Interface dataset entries
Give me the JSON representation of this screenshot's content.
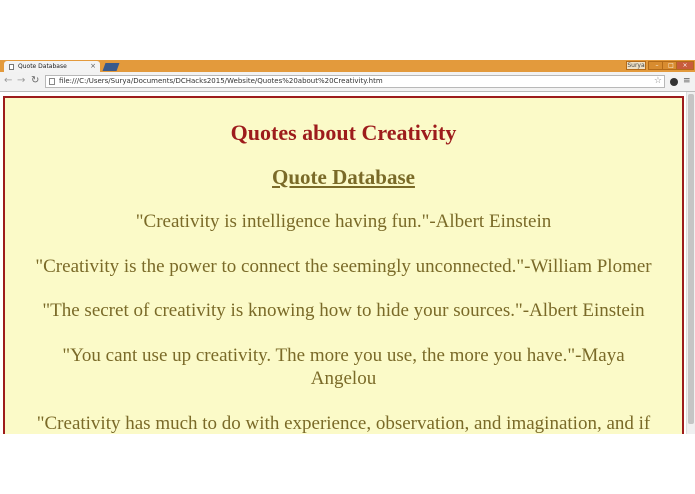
{
  "browser": {
    "tab_title": "Quote Database",
    "tab_close": "×",
    "user_label": "Surya",
    "window_controls": {
      "minimize": "–",
      "maximize": "□",
      "close": "×"
    },
    "nav": {
      "back": "←",
      "forward": "→",
      "reload": "↻"
    },
    "url": "file:///C:/Users/Surya/Documents/DCHacks2015/Website/Quotes%20about%20Creativity.htm",
    "bookmark_icon": "☆",
    "menu_icon": "≡"
  },
  "page": {
    "heading": "Quotes about Creativity",
    "link": "Quote Database",
    "quotes": [
      "\"Creativity is intelligence having fun.\"-Albert Einstein",
      "\"Creativity is the power to connect the seemingly unconnected.\"-William Plomer",
      "\"The secret of creativity is knowing how to hide your sources.\"-Albert Einstein",
      "\"You cant use up creativity. The more you use, the more you have.\"-Maya Angelou",
      "\"Creativity has much to do with experience, observation, and imagination, and if"
    ]
  },
  "colors": {
    "page_background": "#fbfac8",
    "border_and_heading": "#9d1c1c",
    "body_text": "#7a6a28",
    "titlebar": "#e39a3c"
  }
}
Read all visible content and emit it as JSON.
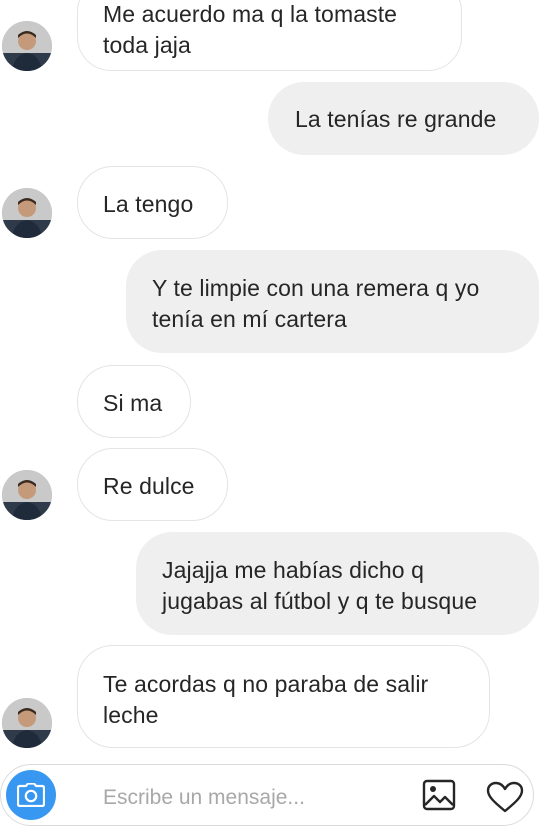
{
  "messages": [
    {
      "side": "in",
      "lines": [
        "Me acuerdo ma q la tomaste",
        "toda jaja"
      ],
      "avatar": true
    },
    {
      "side": "out",
      "lines": [
        "La tenías re grande"
      ]
    },
    {
      "side": "in",
      "lines": [
        "La tengo"
      ],
      "avatar": true
    },
    {
      "side": "out",
      "lines": [
        "Y te limpie con una remera q yo",
        "tenía en mí cartera"
      ]
    },
    {
      "side": "in",
      "lines": [
        "Si ma"
      ],
      "avatar": false
    },
    {
      "side": "in",
      "lines": [
        "Re dulce"
      ],
      "avatar": true
    },
    {
      "side": "out",
      "lines": [
        "Jajajja me habías dicho q",
        "jugabas al fútbol y q te busque"
      ]
    },
    {
      "side": "in",
      "lines": [
        "Te acordas q no paraba de salir",
        "leche"
      ],
      "avatar": true
    }
  ],
  "composer": {
    "placeholder": "Escribe un mensaje...",
    "camera_icon": "camera-icon",
    "gallery_icon": "image-icon",
    "like_icon": "heart-icon",
    "accent": "#3897f0"
  }
}
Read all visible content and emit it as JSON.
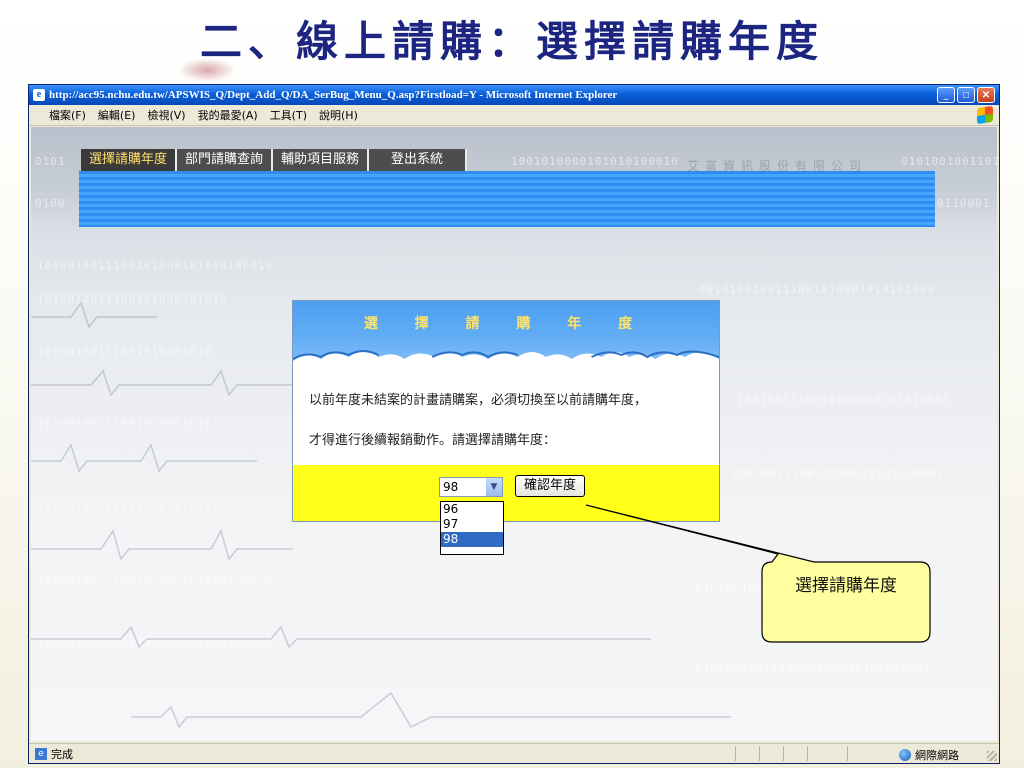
{
  "slide": {
    "title": "二、線上請購：選擇請購年度"
  },
  "window": {
    "title": "http://acc95.nchu.edu.tw/APSWIS_Q/Dept_Add_Q/DA_SerBug_Menu_Q.asp?Firstload=Y - Microsoft Internet Explorer",
    "menu": [
      "檔案(F)",
      "編輯(E)",
      "檢視(V)",
      "我的最愛(A)",
      "工具(T)",
      "說明(H)"
    ]
  },
  "app": {
    "company": "艾富資訊股份有限公司",
    "tabs": [
      {
        "label": "選擇請購年度",
        "active": true
      },
      {
        "label": "部門請購查詢",
        "active": false
      },
      {
        "label": "輔助項目服務",
        "active": false
      },
      {
        "label": "登出系統",
        "active": false
      }
    ]
  },
  "dialog": {
    "title": "選 擇 請 購 年 度",
    "message_line1": "以前年度未結案的計畫請購案，必須切換至以前請購年度，",
    "message_line2": "才得進行後續報銷動作。請選擇請購年度：",
    "year_select": {
      "value": "98",
      "options": [
        "96",
        "97",
        "98"
      ],
      "highlighted": "98"
    },
    "confirm_label": "確認年度"
  },
  "callout": {
    "text": "選擇請購年度"
  },
  "status": {
    "text": "完成",
    "zone": "網際網路"
  },
  "colors": {
    "title_blue": "#1c2580",
    "tab_active_text": "#ffdf6b",
    "header_blue": "#2f8df2",
    "footer_yellow": "#ffff1a",
    "callout_yellow": "#ffffa0",
    "selection_blue": "#316ac5"
  },
  "icons": {
    "ie_page": "ie-page-icon",
    "windows_flag": "windows-flag-icon",
    "globe": "globe-icon",
    "dropdown": "chevron-down-icon"
  }
}
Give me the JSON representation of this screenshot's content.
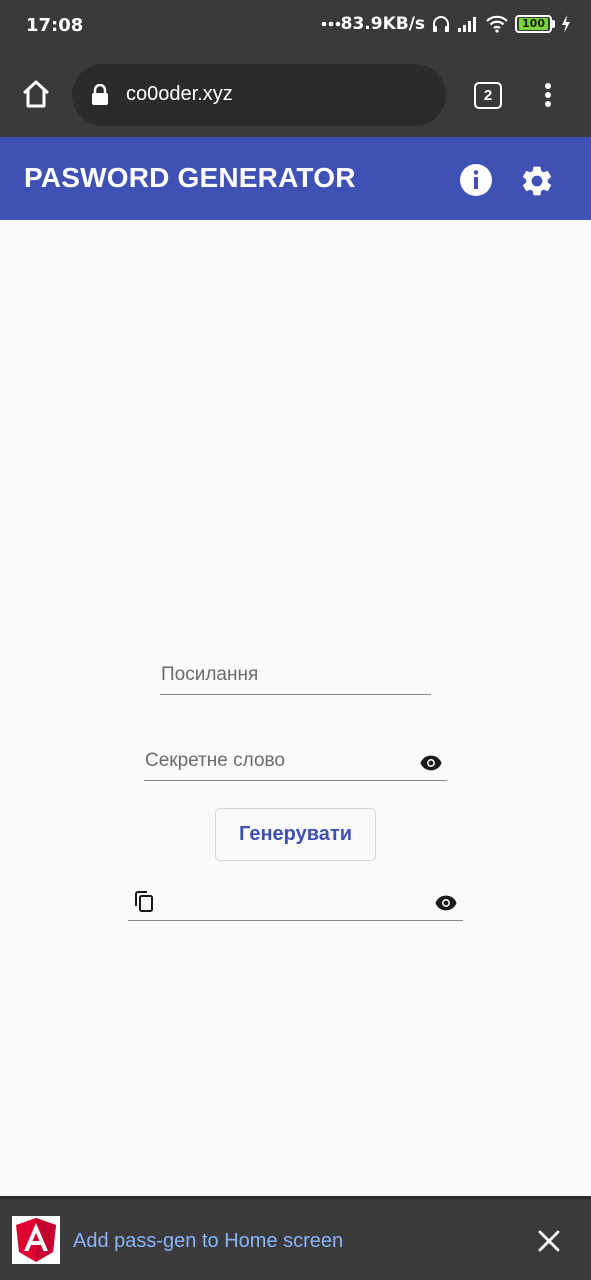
{
  "status_bar": {
    "time": "17:08",
    "network_speed": "83.9KB/s",
    "battery_level": "100",
    "icons": [
      "more-dots-icon",
      "headphones-icon",
      "signal-icon",
      "wifi-icon",
      "battery-icon",
      "charging-icon"
    ]
  },
  "browser": {
    "url": "co0oder.xyz",
    "tab_count": "2",
    "icons": [
      "home-icon",
      "lock-icon",
      "tabs-icon",
      "more-vert-icon"
    ]
  },
  "app_bar": {
    "title": "PASWORD GENERATOR",
    "background": "#3f51b5",
    "icons": [
      "info-icon",
      "settings-icon"
    ]
  },
  "form": {
    "link_placeholder": "Посилання",
    "secret_placeholder": "Секретне слово",
    "generate_label": "Генерувати",
    "result_value": "",
    "icons": [
      "visibility-icon",
      "copy-icon"
    ]
  },
  "install_banner": {
    "text": "Add pass-gen to Home screen",
    "link_color": "#8ab4f8",
    "icons": [
      "angular-logo-icon",
      "close-icon"
    ]
  }
}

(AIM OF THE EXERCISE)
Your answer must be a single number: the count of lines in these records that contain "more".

(OUTPUT FOR THIS TASK)
3